The authors greatly appreciate financial support from the Key Program of National Natural Science Foundation of China (51736009), the Natural Science Foundation of Guangdong Province, China (2019A1515011490), Guangdong Special Support Program-Local innovation and entrepreneurship team project (2019BT02L278), Special Project for Marine Economy Development of Guangdong Province (GDME-2018D002), Fundamental Research and Applied Fundamental Research Major Project of Guangdong Province (2019B030302004, 2020B0301 03003), Science and Technology Apparatus Development Program of the Chinese Academy of Sciences (YZ201619), Frontier Sciences Key Research Program of the Chinese Academy of Sciences (QYZDJSSW-JSC033).

Conflict of interest

The authors declare that the research was conducted in the absence of any commercial or financial relationships that could be construed as a potential conflict of interest.

Publisher’s note

All claims expressed in this article are solely those of the authors and do not necessarily represent those of their affiliated organizations, or those of the publisher, the editors and the reviewers. Any product that may be evaluated in this article, or claim that may be made by its manufacturer, is not guaranteed or endorsed by the publisher.


Li, X. S., Xu, C. G., Zhang, Y., Ruan, X. K., Li, G., and Wang, Y. (2016). Investigation into gas production from natural gas hydrate: A review. Appl. Energy 172, 286–322. doi:10.1016/j.apenergy.2016.03.101

CrossRef Full Text | Google Scholar

Ma, Z. W., Zhang, P., Bao, H. S., and Deng, S. (2016). Review of fundamental properties of CO2 hydrates and CO2 capture and separation using hydration method. Renew. Sustain. Energy Rev. 53, 1273–1302. doi:10.1016/j.rser.2015.09.076

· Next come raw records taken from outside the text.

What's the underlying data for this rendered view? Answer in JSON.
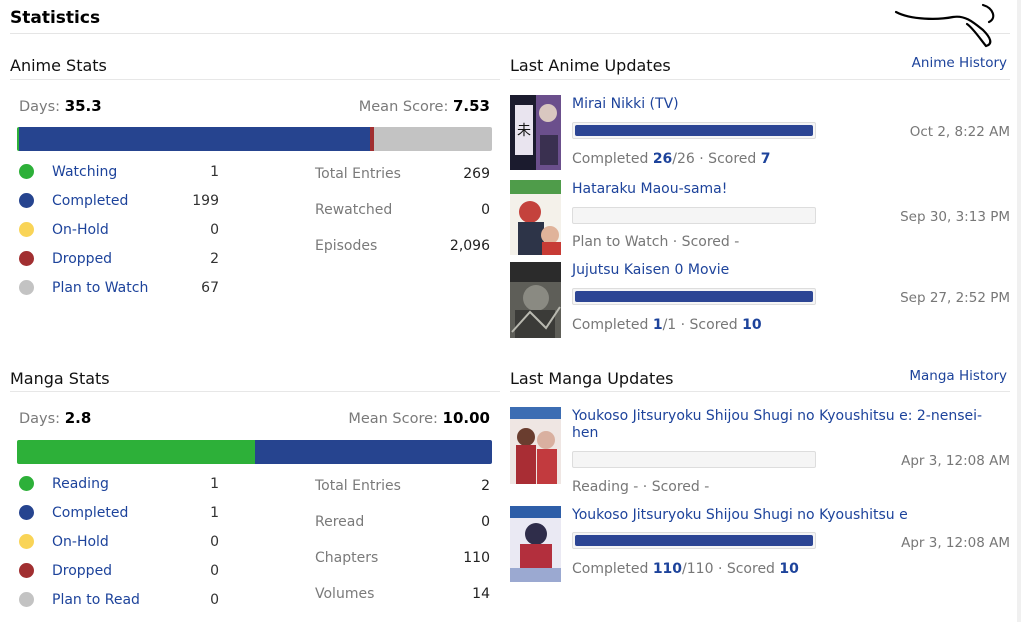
{
  "page": {
    "title": "Statistics"
  },
  "colors": {
    "watching": "#2db039",
    "completed": "#26448f",
    "on_hold": "#f9d457",
    "dropped": "#a12f31",
    "plan": "#c3c3c3",
    "link": "#1d439b"
  },
  "anime_stats": {
    "title": "Anime Stats",
    "days_label": "Days:",
    "days_value": "35.3",
    "mean_label": "Mean Score:",
    "mean_value": "7.53",
    "bar": {
      "watching": 1,
      "completed": 199,
      "on_hold": 0,
      "dropped": 2,
      "plan": 67
    },
    "legend": [
      {
        "label": "Watching",
        "count": "1"
      },
      {
        "label": "Completed",
        "count": "199"
      },
      {
        "label": "On-Hold",
        "count": "0"
      },
      {
        "label": "Dropped",
        "count": "2"
      },
      {
        "label": "Plan to Watch",
        "count": "67"
      }
    ],
    "totals": [
      {
        "label": "Total Entries",
        "value": "269"
      },
      {
        "label": "Rewatched",
        "value": "0"
      },
      {
        "label": "Episodes",
        "value": "2,096"
      }
    ]
  },
  "manga_stats": {
    "title": "Manga Stats",
    "days_label": "Days:",
    "days_value": "2.8",
    "mean_label": "Mean Score:",
    "mean_value": "10.00",
    "bar": {
      "reading": 1,
      "completed": 1,
      "on_hold": 0,
      "dropped": 0,
      "plan": 0
    },
    "legend": [
      {
        "label": "Reading",
        "count": "1"
      },
      {
        "label": "Completed",
        "count": "1"
      },
      {
        "label": "On-Hold",
        "count": "0"
      },
      {
        "label": "Dropped",
        "count": "0"
      },
      {
        "label": "Plan to Read",
        "count": "0"
      }
    ],
    "totals": [
      {
        "label": "Total Entries",
        "value": "2"
      },
      {
        "label": "Reread",
        "value": "0"
      },
      {
        "label": "Chapters",
        "value": "110"
      },
      {
        "label": "Volumes",
        "value": "14"
      }
    ]
  },
  "anime_updates": {
    "title": "Last Anime Updates",
    "history_link": "Anime History",
    "items": [
      {
        "title": "Mirai Nikki (TV)",
        "progress": 1.0,
        "date": "Oct 2, 8:22 AM",
        "status": "Completed",
        "sep1": " ",
        "current": "26",
        "total": "/26",
        "sep2": " · Scored ",
        "score": "7"
      },
      {
        "title": "Hataraku Maou-sama!",
        "progress": 0.0,
        "date": "Sep 30, 3:13 PM",
        "status": "Plan to Watch",
        "sep1": "",
        "current": "",
        "total": "",
        "sep2": " · Scored -",
        "score": ""
      },
      {
        "title": "Jujutsu Kaisen 0 Movie",
        "progress": 1.0,
        "date": "Sep 27, 2:52 PM",
        "status": "Completed",
        "sep1": " ",
        "current": "1",
        "total": "/1",
        "sep2": " · Scored ",
        "score": "10"
      }
    ]
  },
  "manga_updates": {
    "title": "Last Manga Updates",
    "history_link": "Manga History",
    "items": [
      {
        "title": "Youkoso Jitsuryoku Shijou Shugi no Kyoushitsu e: 2-nensei-hen",
        "progress": 0.0,
        "date": "Apr 3, 12:08 AM",
        "status": "Reading",
        "sep1": " -",
        "current": "",
        "total": "",
        "sep2": " · Scored -",
        "score": ""
      },
      {
        "title": "Youkoso Jitsuryoku Shijou Shugi no Kyoushitsu e",
        "progress": 1.0,
        "date": "Apr 3, 12:08 AM",
        "status": "Completed",
        "sep1": " ",
        "current": "110",
        "total": "/110",
        "sep2": " · Scored ",
        "score": "10"
      }
    ]
  }
}
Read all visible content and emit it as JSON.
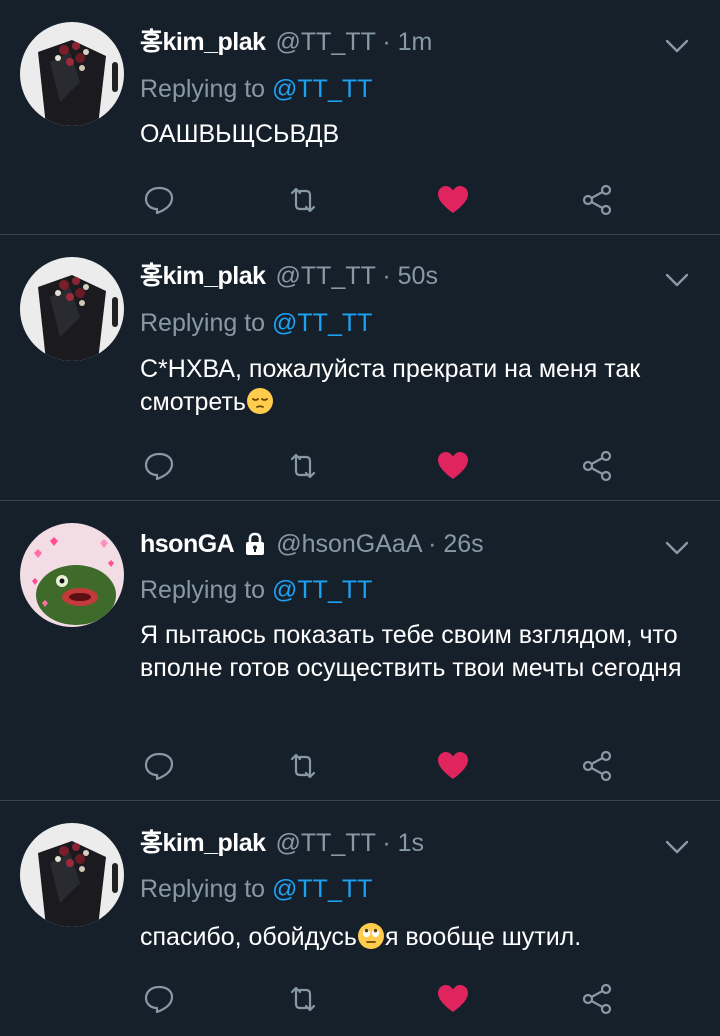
{
  "tweets": [
    {
      "display_name": "홍kim_plak",
      "handle": "@TT_TT",
      "time": "1m",
      "reply_prefix": "Replying to",
      "reply_to": "@TT_TT",
      "text": "ОАШВЬЩСЬВДВ",
      "liked": true,
      "protected": false,
      "avatar": "bouquet"
    },
    {
      "display_name": "홍kim_plak",
      "handle": "@TT_TT",
      "time": "50s",
      "reply_prefix": "Replying to",
      "reply_to": "@TT_TT",
      "text": "С*НХВА, пожалуйста прекрати на меня так смотреть",
      "text_emoji": "pensive-face-emoji",
      "liked": true,
      "protected": false,
      "avatar": "bouquet"
    },
    {
      "display_name": "hsonGA",
      "handle": "@hsonGAaA",
      "time": "26s",
      "reply_prefix": "Replying to",
      "reply_to": "@TT_TT",
      "text": "Я пытаюсь показать тебе своим взглядом, что вполне готов осуществить твои мечты сегодня",
      "liked": true,
      "protected": true,
      "avatar": "kermit-hearts"
    },
    {
      "display_name": "홍kim_plak",
      "handle": "@TT_TT",
      "time": "1s",
      "reply_prefix": "Replying to",
      "reply_to": "@TT_TT",
      "text_before": "спасибо, обойдусь",
      "text_emoji": "rolling-eyes-emoji",
      "text_after": "я вообще шутил.",
      "liked": true,
      "protected": false,
      "avatar": "bouquet"
    }
  ],
  "separator": " · ",
  "colors": {
    "background": "#15202b",
    "divider": "#38444d",
    "secondary_text": "#8899a6",
    "mention": "#1da1f2",
    "like_active": "#e0245e"
  },
  "icons": {
    "reply": "reply-icon",
    "retweet": "retweet-icon",
    "like": "heart-icon",
    "share": "share-icon",
    "menu": "chevron-down-icon",
    "protected": "lock-icon"
  }
}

CrossRef Full Text | Google Scholar

Oyama, A., and Masutani, S. M. (2017). A review of the methane hydrate Program in Japan. Energies 10, 1447. doi:10.3390/en10101447

CrossRef Full Text | Google Scholar

Wang, Y. H., Lang, X. M., Fan, S. S., Wang, S. L., Yu, C., and Li, G. (2021). Review on enhanced technology of natural gas hydrate recovery by carbon dioxide replacement. Energy fuels. 35, 3659–3674. doi:10.1021/acs.energyfuels.0c04138

CrossRef Full Text | Google Scholar

Xu, C. G., Li, X. S., Yan, K. F., Ruan, X. K., Chen, Z. Y., and Xia, Z. M. (2019). Research progress in hydrate-based technologies and processes in China: A review. Chin. J. Chem. Eng. 27, 1998–2013. doi:10.1016/j.cjche.2018.12.002

CrossRef Full Text | Google Scholar

Yu, Y. S., Zhang, X. W., Liu, J. W., Lee, Y. H., and Li, X. S. (2021). Natural gas hydrate resources and hydrate technologies: A review and analysis of the associated energy and global warming challenges. Energy Environ. Sci. 14, 5611–5668. doi:10.1039/d1ee02093e

CrossRef Full Text | Google Scholar

Keywords: CCUS, Hydrate, CO2 capture, NGH, CH4-CO2 conversions

Citation: Xu C-G and Zhang W (2022) Editorial: Gas hydrate and hydrate technology for greenhouse gas mitigation. Front. Energy Res. 10:849490. doi: 10.3389/fenrg.2022.849490

Received: 06 January 2022; Accepted: 08 August 2022;
Published: 07 September 2022.

Edited and reviewed by:

Hailong Li, Central South University, China

Copyright © 2022 Xu and Zhang. This is an open-access article distributed under the terms of the Creative Commons Attribution License (CC BY). The use, distribution or reproduction in other forums is permitted, provided the original author(s) and the copyright owner(s) are credited and that the original publication in this journal is cited, in accordance with accepted academic practice. No use, distribution or reproduction is permitted which does not comply with these terms.

*Correspondence: Chun-Gang Xu, xucg@ms.giec.ac.cn